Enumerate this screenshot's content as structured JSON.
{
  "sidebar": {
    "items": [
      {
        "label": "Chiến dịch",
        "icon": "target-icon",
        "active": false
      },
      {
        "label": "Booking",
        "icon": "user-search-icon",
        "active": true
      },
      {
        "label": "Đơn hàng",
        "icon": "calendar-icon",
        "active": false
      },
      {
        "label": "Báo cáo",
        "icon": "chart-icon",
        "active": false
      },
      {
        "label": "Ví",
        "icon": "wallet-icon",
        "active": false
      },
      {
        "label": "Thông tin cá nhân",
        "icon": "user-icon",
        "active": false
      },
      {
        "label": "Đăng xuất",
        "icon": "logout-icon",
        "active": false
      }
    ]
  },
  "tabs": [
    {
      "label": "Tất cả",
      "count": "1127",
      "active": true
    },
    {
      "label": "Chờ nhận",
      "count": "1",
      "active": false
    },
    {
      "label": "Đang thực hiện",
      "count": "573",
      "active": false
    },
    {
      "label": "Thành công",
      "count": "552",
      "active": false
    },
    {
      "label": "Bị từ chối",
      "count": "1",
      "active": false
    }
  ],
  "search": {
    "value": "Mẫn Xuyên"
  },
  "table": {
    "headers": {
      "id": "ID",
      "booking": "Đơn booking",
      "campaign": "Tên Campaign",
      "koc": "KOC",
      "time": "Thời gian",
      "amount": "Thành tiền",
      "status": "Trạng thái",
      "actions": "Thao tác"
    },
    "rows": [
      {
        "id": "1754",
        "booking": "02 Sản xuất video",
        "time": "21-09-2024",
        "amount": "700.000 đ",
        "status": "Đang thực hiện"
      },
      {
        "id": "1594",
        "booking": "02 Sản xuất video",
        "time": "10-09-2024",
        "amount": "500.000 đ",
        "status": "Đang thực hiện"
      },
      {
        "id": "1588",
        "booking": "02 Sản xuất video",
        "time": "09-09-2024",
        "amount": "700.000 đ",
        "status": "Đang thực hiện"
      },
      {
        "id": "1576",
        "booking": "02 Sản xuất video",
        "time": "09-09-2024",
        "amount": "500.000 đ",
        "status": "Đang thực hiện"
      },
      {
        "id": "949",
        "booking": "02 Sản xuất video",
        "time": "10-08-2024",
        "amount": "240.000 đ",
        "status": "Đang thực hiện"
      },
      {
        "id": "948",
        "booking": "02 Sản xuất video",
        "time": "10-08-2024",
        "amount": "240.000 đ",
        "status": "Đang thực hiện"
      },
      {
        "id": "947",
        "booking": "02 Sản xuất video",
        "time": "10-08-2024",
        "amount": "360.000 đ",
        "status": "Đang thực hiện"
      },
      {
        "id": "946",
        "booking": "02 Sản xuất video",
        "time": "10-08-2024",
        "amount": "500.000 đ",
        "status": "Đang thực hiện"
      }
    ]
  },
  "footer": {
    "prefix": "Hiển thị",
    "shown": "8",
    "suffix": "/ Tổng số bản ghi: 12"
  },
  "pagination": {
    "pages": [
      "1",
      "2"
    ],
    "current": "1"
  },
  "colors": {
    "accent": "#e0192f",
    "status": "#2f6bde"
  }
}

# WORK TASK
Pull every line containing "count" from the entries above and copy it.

# ANSWER TO THIS EXERCISE
      "count": "1127",
      "count": "1",
      "count": "573",
      "count": "552",
      "count": "1",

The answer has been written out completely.